After more than two years as a dad columnist, James Gordon says goodbyeHow old were you when your memories really started to kick in?
I’m sure that moment is a little different for all of us. I remember a handful of key moments from kindergarten – probably because starting school is such an impactful experience in every child’s life – but not much beyond that.
Aside from a few fuzzy, blurry scenes, Grades 1, 2 and 3 weren’t all that memorable for me.
But Grade 4. Grade 4 is where it all starts to come into focus.
I remember well the friends I was close with, and I remember what we were studying in school
I remember the growing freedom I was starting to feel, and how much I loved it.
I remember walking home from school by myself.
I remember it’s the first time I had a *real* crush on a girl. That’s a big one.
My eldest son, Owen, is in Grade 4 now, and I see him starting to go through some of that distancing that starts around now and continues slowly until, one day, they move away to go to university, or to get a job, or whatever direction their adventures take them in.
Perhaps that’s why our memories become so clear around this age. Having been so closely appended to our parents our whole lives, suddenly we are really starting to become our own people.
Owen loves his independence, too, maybe even more than I did (and I loved it A LOT).
His friends will drop by if they’re heading to the store to ask if he wants to come along, or sometimes he’ll go meet them at the park.
He asks to do things like do his own laundry or make his own food.
He adores going to hockey tournaments, probably because it makes him feel like an adult to travel and stay in a hotel and not have a parent hovering over him. Watching older kid movies that he wouldn’t be able to if his six-year-old brother were hanging around? Yes, please.
With every surprisingly funny or insightful thing he says, with every amazing thing he does as a student and an athlete, early childhood seems further and further away.
It’s a challenge for all parents, I think, knowing where or when to step back and let our kids experience that independence. Where do you continue to shelter them and where do you let them go out and try something new, even if they trip and fall?
In making those kinds of decisions, I sometimes try to draw on my own memories – including the ones that come in so clearly starting from when I was Owen’s age.
And for that reason, I’ve decided that this will be my last column for Parenting Times.
When I started writing for this magazine, my kids were very much still appended to my wife and I. They were with us all day long (and sometimes all night long, as they went through teething or nightmares or whatever else).
They relied on us for every bit of food they ate and every seatbelt they needed tied and every winter boot they needed to put on. As any parent of young children knows, your individuality fades away for a while as you become, essentially, a 24/7 parent-child unit.
And then those bonds slowly loosen until your children aren’t children anymore.
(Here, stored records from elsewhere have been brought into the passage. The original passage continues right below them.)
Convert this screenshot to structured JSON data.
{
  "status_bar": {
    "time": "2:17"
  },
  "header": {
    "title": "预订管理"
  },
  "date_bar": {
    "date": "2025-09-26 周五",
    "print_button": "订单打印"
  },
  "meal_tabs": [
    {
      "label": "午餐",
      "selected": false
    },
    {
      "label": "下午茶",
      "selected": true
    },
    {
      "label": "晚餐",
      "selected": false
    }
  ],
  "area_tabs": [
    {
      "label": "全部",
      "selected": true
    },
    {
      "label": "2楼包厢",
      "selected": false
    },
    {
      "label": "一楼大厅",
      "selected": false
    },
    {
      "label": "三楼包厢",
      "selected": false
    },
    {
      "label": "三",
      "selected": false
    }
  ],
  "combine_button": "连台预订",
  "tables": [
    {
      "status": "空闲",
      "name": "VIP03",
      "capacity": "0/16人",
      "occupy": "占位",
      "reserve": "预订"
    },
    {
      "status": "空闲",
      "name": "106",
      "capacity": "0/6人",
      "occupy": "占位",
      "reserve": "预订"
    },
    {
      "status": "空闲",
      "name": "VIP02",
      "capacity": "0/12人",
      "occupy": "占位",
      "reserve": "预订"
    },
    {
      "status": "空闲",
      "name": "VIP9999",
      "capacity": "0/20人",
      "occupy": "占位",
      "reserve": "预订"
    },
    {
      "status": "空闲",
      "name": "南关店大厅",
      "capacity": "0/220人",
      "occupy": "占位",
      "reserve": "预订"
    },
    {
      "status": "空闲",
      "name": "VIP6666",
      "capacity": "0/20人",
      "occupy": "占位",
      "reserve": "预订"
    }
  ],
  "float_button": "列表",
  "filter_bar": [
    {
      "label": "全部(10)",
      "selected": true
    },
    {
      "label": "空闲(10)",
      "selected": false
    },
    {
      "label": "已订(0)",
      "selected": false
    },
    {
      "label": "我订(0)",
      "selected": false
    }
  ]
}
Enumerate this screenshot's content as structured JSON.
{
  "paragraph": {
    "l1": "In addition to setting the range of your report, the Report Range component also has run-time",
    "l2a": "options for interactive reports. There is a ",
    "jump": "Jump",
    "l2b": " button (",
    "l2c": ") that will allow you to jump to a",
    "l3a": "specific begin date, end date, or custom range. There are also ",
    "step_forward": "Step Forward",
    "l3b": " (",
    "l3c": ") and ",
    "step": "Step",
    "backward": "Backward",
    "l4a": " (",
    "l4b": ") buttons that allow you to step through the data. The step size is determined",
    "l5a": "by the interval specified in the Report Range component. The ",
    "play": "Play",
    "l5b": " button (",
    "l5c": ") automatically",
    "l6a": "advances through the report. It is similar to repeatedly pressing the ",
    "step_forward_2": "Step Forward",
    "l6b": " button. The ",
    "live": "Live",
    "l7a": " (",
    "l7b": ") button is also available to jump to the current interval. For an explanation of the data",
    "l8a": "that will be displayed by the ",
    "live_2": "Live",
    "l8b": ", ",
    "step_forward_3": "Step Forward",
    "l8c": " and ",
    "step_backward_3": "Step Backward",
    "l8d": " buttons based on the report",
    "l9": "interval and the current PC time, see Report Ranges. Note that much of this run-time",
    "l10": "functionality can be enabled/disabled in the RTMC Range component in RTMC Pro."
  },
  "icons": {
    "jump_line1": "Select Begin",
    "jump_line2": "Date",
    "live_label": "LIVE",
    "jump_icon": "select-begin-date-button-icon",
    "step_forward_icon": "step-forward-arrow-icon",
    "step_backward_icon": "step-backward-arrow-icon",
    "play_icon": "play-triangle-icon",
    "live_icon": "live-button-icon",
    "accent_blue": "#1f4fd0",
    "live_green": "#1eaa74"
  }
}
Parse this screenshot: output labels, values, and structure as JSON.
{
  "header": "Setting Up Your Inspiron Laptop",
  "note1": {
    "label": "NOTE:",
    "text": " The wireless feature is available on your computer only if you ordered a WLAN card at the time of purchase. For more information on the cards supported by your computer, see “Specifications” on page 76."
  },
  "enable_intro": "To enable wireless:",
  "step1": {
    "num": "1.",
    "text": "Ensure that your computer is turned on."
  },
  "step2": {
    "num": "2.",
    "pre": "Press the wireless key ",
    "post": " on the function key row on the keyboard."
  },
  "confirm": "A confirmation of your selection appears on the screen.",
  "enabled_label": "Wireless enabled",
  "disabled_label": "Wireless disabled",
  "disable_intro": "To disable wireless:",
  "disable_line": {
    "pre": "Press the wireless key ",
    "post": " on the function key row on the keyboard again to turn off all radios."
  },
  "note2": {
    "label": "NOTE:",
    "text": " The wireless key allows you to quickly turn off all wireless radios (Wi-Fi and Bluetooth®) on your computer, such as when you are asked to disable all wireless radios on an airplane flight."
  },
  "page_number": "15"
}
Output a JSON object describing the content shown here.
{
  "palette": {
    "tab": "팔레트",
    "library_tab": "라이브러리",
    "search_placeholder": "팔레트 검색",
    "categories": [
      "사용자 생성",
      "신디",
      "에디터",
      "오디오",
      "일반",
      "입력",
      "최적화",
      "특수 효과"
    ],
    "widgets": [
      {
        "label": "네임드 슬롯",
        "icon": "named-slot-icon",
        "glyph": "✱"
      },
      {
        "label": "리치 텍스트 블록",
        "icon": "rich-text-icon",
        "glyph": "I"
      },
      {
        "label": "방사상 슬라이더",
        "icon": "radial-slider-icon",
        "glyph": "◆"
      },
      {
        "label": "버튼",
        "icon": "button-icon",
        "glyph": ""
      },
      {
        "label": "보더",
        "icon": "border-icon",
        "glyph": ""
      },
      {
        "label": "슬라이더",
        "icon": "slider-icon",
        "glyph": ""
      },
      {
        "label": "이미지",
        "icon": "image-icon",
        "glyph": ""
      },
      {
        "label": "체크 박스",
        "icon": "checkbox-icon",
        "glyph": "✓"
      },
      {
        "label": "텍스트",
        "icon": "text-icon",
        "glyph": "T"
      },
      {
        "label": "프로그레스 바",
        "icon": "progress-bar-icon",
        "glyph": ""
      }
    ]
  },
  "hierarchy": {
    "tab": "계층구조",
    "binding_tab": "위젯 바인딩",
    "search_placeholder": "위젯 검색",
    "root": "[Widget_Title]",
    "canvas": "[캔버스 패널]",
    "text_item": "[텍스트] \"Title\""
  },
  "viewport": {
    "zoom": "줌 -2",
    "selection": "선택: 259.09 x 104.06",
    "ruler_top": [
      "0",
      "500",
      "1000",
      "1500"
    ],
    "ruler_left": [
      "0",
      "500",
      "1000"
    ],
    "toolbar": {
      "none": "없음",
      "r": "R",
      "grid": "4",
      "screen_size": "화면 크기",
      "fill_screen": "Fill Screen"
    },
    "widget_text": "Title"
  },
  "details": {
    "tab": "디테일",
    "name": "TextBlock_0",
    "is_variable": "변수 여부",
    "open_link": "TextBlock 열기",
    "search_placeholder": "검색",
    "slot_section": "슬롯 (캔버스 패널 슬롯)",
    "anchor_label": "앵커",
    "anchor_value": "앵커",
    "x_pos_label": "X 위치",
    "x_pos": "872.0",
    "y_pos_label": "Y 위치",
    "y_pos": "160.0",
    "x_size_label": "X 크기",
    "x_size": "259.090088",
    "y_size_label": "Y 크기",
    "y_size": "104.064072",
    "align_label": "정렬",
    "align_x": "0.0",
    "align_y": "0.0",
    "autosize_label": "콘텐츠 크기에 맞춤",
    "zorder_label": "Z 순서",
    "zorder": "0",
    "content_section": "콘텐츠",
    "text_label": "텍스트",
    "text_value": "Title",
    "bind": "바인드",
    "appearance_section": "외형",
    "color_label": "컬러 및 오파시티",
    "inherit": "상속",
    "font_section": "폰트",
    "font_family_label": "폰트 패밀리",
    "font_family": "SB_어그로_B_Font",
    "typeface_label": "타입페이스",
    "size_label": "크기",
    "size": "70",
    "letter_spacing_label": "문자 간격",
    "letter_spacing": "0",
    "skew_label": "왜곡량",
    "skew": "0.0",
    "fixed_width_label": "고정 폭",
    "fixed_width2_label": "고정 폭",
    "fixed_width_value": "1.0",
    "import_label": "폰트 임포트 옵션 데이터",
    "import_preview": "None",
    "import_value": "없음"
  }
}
They’ll always be your babies, of course, but no longer are they babies.
Writing for this magazine has truly been a joy and a privilege, but I have continued to do so knowing that, at some point soon, I would have to step back.
In deciding what that moment should be, I tried to think about when “cool, my parent is writing about me” might have morphed into “oh no, my parent is writing about me.”
That moment would be different for every kid, but for me, I think it would have been at some point in Grade 4.
So, it’s time to say goodbye. Thank you so much to everyone who has read my work here over the past few years. I wish you all the best as your own parenting journeys continue!